However, Payne’s purpose is not to hinge a critique on this point. Rather, it is to demonstrate that incommensurability within positions on nuclear policy stems not from the personalities or parties in power at any given time but from the most fundamental divergences: “Can one entertain serious idealistic assumptions leading to the disarmament of the international system, or not?” “If one cannot, and assuming that nuclear deterrence is preferable to nuclear war, is deterrence relatively easy or difficult to achieve?” These questions are not trivial, and if joint force planners miss this point, they will be missing the point. One might be tempted to respond to Payne by stating, “Yes, but deterrence and disarmament are more complicated than that.” However, Payne does not suggest that there are no details to work out or compromises to be made. He simply reminds us not to miss the forest for the trees.

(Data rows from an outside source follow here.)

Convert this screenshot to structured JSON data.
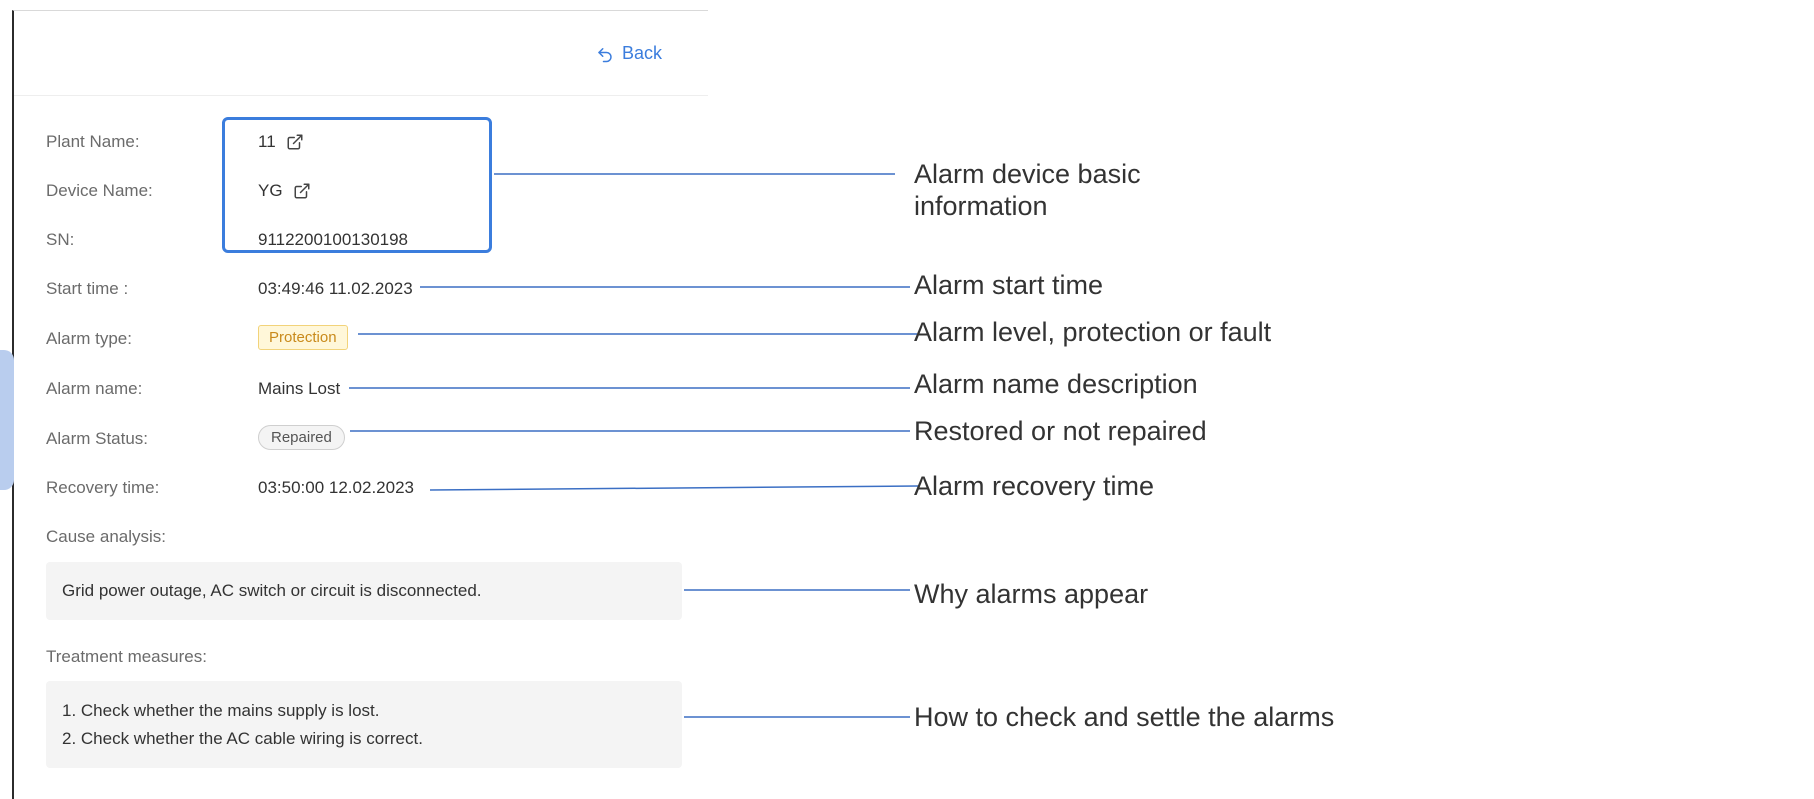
{
  "header": {
    "back_label": "Back"
  },
  "fields": {
    "plant_name_label": "Plant Name:",
    "plant_name_value": "11",
    "device_name_label": "Device Name:",
    "device_name_value": "YG",
    "sn_label": "SN:",
    "sn_value": "9112200100130198",
    "start_time_label": "Start time :",
    "start_time_value": "03:49:46 11.02.2023",
    "alarm_type_label": "Alarm type:",
    "alarm_type_value": "Protection",
    "alarm_name_label": "Alarm name:",
    "alarm_name_value": "Mains Lost",
    "alarm_status_label": "Alarm Status:",
    "alarm_status_value": "Repaired",
    "recovery_time_label": "Recovery time:",
    "recovery_time_value": "03:50:00 12.02.2023",
    "cause_analysis_label": "Cause analysis:",
    "cause_analysis_value": "Grid power outage, AC switch or circuit is disconnected.",
    "treatment_label": "Treatment measures:",
    "treatment_items": [
      "1. Check whether the mains supply is lost.",
      "2. Check whether the AC cable wiring is correct."
    ]
  },
  "callouts": {
    "basic_info_line1": "Alarm device basic",
    "basic_info_line2": "information",
    "start_time": "Alarm start time",
    "alarm_level": "Alarm level, protection or fault",
    "alarm_name": "Alarm name description",
    "status": "Restored or not repaired",
    "recovery_time": "Alarm recovery time",
    "why": "Why alarms appear",
    "how": "How to check and settle the alarms"
  },
  "colors": {
    "accent": "#3b7ddd",
    "protection_tag_bg": "#fff7d9",
    "protection_tag_text": "#c98a1b"
  }
}
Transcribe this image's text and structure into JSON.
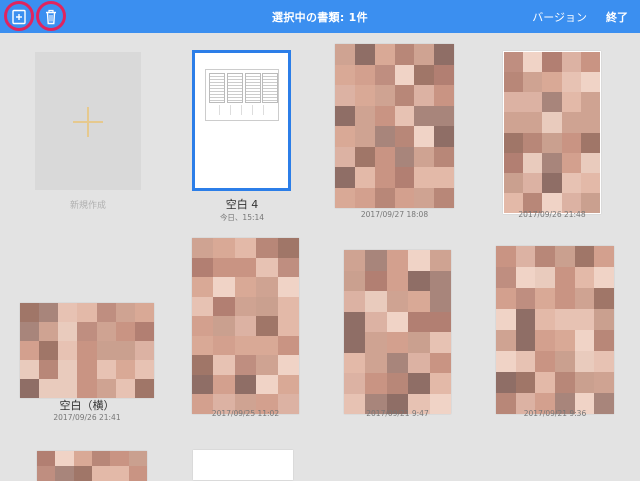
{
  "toolbar": {
    "title": "選択中の書類: 1件",
    "version_label": "バージョン",
    "done_label": "終了",
    "accent_color": "#3b8ff0",
    "highlight_color": "#e0245e"
  },
  "new_document": {
    "label": "新規作成"
  },
  "documents": [
    {
      "name": "空白 4",
      "date": "今日、15:14",
      "selected": true
    },
    {
      "name": "",
      "date": "2017/09/27 18:08",
      "selected": false
    },
    {
      "name": "",
      "date": "2017/09/26 21:48",
      "selected": false
    },
    {
      "name": "空白（横）",
      "date": "2017/09/26 21:41",
      "selected": false
    },
    {
      "name": "",
      "date": "2017/09/25 11:02",
      "selected": false
    },
    {
      "name": "",
      "date": "2017/09/21 9:47",
      "selected": false
    },
    {
      "name": "",
      "date": "2017/09/21 9:36",
      "selected": false
    }
  ]
}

Payne supplements his discussion of first principles with useful tables comparing policies and their outcomes based on the fundamental positions outlined. These comparisons will aid the novice and the expert alike and reveal that deterrence discourse is not necessarily as burdened with nuance as some cottage industrialists assumed. The clarity of this comparative work goes hand in hand with the dutifully researched and well-sourced argumentation. Payne’s sweeping command of the full constellation of political science and deterrence theory literature makes him an excellent guide through the undergrowth-cluttered forest, beyond which one must see in order to home in on essential principle.
Shadows on the Wall provides the reader with a rare occurrence—a clear view of the fundamental principles that form the basis of deterrence discourse. Payne does the entire field a service by acknowledging that there is a lot of undergrowth to be removed if one is to understand the essence of what might otherwise seem to be a bewildering array of nuanced policy choices. Joint force policymakers, planners, and national security practitioners would be wise to take up this book and absorb its first principles before any other that claims to expand on the merits or demerits of nuclear deterrence and disarmament policy. JFQ